* Work item *
Write out every line of the data below exactly as given.
== Segment start ==
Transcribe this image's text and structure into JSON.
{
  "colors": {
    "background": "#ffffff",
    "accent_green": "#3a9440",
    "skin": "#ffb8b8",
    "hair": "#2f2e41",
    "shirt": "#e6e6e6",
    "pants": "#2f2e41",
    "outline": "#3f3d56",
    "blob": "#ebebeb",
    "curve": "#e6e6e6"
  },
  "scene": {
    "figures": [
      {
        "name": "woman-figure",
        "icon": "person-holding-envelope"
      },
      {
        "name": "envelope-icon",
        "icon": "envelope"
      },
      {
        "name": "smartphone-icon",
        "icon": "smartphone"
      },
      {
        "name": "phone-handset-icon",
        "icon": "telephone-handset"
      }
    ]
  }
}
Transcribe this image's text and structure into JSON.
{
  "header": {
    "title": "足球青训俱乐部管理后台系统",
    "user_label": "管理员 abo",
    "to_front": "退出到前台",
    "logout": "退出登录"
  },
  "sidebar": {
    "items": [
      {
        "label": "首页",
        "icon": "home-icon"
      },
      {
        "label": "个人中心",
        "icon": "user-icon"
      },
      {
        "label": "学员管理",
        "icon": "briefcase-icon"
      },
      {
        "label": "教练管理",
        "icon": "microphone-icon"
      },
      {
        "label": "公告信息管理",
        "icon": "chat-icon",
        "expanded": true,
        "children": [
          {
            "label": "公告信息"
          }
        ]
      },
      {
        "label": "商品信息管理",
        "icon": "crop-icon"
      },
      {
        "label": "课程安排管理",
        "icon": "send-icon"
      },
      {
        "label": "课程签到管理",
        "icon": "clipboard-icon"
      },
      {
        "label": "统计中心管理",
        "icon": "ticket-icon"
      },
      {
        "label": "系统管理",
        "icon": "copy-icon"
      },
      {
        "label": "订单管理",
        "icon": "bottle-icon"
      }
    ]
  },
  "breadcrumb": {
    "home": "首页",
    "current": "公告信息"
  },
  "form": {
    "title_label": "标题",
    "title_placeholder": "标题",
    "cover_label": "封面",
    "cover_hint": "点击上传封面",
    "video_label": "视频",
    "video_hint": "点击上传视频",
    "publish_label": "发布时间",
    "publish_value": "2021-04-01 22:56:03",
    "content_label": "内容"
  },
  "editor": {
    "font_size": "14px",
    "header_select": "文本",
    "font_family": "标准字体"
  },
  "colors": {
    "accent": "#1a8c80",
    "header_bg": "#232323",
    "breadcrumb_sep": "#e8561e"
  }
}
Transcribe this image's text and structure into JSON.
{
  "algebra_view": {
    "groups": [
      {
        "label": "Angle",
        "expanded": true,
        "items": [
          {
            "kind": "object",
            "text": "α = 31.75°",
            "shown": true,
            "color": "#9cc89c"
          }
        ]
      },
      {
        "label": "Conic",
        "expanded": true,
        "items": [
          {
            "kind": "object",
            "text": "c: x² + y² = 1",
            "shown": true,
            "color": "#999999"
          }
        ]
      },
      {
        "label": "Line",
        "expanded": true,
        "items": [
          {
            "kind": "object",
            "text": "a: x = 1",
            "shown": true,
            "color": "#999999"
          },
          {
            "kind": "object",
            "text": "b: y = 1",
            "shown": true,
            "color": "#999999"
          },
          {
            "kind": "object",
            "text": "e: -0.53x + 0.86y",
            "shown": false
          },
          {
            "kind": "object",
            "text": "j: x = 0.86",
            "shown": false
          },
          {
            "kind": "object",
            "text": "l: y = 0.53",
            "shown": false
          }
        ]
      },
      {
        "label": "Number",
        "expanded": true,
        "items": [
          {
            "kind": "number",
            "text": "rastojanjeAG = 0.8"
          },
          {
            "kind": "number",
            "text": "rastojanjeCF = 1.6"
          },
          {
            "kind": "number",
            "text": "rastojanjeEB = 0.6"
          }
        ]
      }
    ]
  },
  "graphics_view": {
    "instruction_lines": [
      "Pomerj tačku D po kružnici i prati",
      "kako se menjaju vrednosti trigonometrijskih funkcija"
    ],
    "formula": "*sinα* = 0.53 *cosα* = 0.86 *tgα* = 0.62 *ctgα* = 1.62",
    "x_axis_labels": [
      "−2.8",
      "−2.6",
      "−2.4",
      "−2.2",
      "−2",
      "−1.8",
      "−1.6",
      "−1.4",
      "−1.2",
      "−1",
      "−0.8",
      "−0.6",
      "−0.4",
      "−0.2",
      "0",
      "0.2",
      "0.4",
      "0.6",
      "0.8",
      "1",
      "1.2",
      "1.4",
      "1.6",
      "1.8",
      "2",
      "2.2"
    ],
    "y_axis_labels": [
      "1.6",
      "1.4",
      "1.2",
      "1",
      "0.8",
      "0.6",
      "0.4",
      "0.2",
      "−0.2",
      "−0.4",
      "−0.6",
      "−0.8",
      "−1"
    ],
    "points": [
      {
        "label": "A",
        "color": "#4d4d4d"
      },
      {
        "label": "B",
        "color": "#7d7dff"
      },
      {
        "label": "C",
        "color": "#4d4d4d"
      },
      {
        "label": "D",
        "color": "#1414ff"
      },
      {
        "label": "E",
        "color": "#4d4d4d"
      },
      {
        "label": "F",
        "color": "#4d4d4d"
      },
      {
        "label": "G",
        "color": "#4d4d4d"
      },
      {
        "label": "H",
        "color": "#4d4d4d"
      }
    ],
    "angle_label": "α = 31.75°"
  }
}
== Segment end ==
* Solution to the exercise *
Transcribe this image's text and structure into JSON.
{
  "colors": {
    "background": "#ffffff",
    "accent_green": "#3a9440",
    "skin": "#ffb8b8",
    "hair": "#2f2e41",
    "shirt": "#e6e6e6",
    "pants": "#2f2e41",
    "outline": "#3f3d56",
    "blob": "#ebebeb",
    "curve": "#e6e6e6"
  },
  "scene": {
    "figures": [
      {
        "name": "woman-figure",
        "icon": "person-holding-envelope"
      },
      {
        "name": "envelope-icon",
        "icon": "envelope"
      },
      {
        "name": "smartphone-icon",
        "icon": "smartphone"
      },
      {
        "name": "phone-handset-icon",
        "icon": "telephone-handset"
      }
    ]
  }
}
Transcribe this image's text and structure into JSON.
{
  "header": {
    "title": "足球青训俱乐部管理后台系统",
    "user_label": "管理员 abo",
    "to_front": "退出到前台",
    "logout": "退出登录"
  },
  "sidebar": {
    "items": [
      {
        "label": "首页",
        "icon": "home-icon"
      },
      {
        "label": "个人中心",
        "icon": "user-icon"
      },
      {
        "label": "学员管理",
        "icon": "briefcase-icon"
      },
      {
        "label": "教练管理",
        "icon": "microphone-icon"
      },
      {
        "label": "公告信息管理",
        "icon": "chat-icon",
        "expanded": true,
        "children": [
          {
            "label": "公告信息"
          }
        ]
      },
      {
        "label": "商品信息管理",
        "icon": "crop-icon"
      },
      {
        "label": "课程安排管理",
        "icon": "send-icon"
      },
      {
        "label": "课程签到管理",
        "icon": "clipboard-icon"
      },
      {
        "label": "统计中心管理",
        "icon": "ticket-icon"
      },
      {
        "label": "系统管理",
        "icon": "copy-icon"
      },
      {
        "label": "订单管理",
        "icon": "bottle-icon"
      }
    ]
  },
  "breadcrumb": {
    "home": "首页",
    "current": "公告信息"
  },
  "form": {
    "title_label": "标题",
    "title_placeholder": "标题",
    "cover_label": "封面",
    "cover_hint": "点击上传封面",
    "video_label": "视频",
    "video_hint": "点击上传视频",
    "publish_label": "发布时间",
    "publish_value": "2021-04-01 22:56:03",
    "content_label": "内容"
  },
  "editor": {
    "font_size": "14px",
    "header_select": "文本",
    "font_family": "标准字体"
  },
  "colors": {
    "accent": "#1a8c80",
    "header_bg": "#232323",
    "breadcrumb_sep": "#e8561e"
  }
}
Transcribe this image's text and structure into JSON.
{
  "algebra_view": {
    "groups": [
      {
        "label": "Angle",
        "expanded": true,
        "items": [
          {
            "kind": "object",
            "text": "α = 31.75°",
            "shown": true,
            "color": "#9cc89c"
          }
        ]
      },
      {
        "label": "Conic",
        "expanded": true,
        "items": [
          {
            "kind": "object",
            "text": "c: x² + y² = 1",
            "shown": true,
            "color": "#999999"
          }
        ]
      },
      {
        "label": "Line",
        "expanded": true,
        "items": [
          {
            "kind": "object",
            "text": "a: x = 1",
            "shown": true,
            "color": "#999999"
          },
          {
            "kind": "object",
            "text": "b: y = 1",
            "shown": true,
            "color": "#999999"
          },
          {
            "kind": "object",
            "text": "e: -0.53x + 0.86y",
            "shown": false
          },
          {
            "kind": "object",
            "text": "j: x = 0.86",
            "shown": false
          },
          {
            "kind": "object",
            "text": "l: y = 0.53",
            "shown": false
          }
        ]
      },
      {
        "label": "Number",
        "expanded": true,
        "items": [
          {
            "kind": "number",
            "text": "rastojanjeAG = 0.8"
          },
          {
            "kind": "number",
            "text": "rastojanjeCF = 1.6"
          },
          {
            "kind": "number",
            "text": "rastojanjeEB = 0.6"
          }
        ]
      }
    ]
  },
  "graphics_view": {
    "instruction_lines": [
      "Pomerj tačku D po kružnici i prati",
      "kako se menjaju vrednosti trigonometrijskih funkcija"
    ],
    "formula": "*sinα* = 0.53 *cosα* = 0.86 *tgα* = 0.62 *ctgα* = 1.62",
    "x_axis_labels": [
      "−2.8",
      "−2.6",
      "−2.4",
      "−2.2",
      "−2",
      "−1.8",
      "−1.6",
      "−1.4",
      "−1.2",
      "−1",
      "−0.8",
      "−0.6",
      "−0.4",
      "−0.2",
      "0",
      "0.2",
      "0.4",
      "0.6",
      "0.8",
      "1",
      "1.2",
      "1.4",
      "1.6",
      "1.8",
      "2",
      "2.2"
    ],
    "y_axis_labels": [
      "1.6",
      "1.4",
      "1.2",
      "1",
      "0.8",
      "0.6",
      "0.4",
      "0.2",
      "−0.2",
      "−0.4",
      "−0.6",
      "−0.8",
      "−1"
    ],
    "points": [
      {
        "label": "A",
        "color": "#4d4d4d"
      },
      {
        "label": "B",
        "color": "#7d7dff"
      },
      {
        "label": "C",
        "color": "#4d4d4d"
      },
      {
        "label": "D",
        "color": "#1414ff"
      },
      {
        "label": "E",
        "color": "#4d4d4d"
      },
      {
        "label": "F",
        "color": "#4d4d4d"
      },
      {
        "label": "G",
        "color": "#4d4d4d"
      },
      {
        "label": "H",
        "color": "#4d4d4d"
      }
    ],
    "angle_label": "α = 31.75°"
  }
}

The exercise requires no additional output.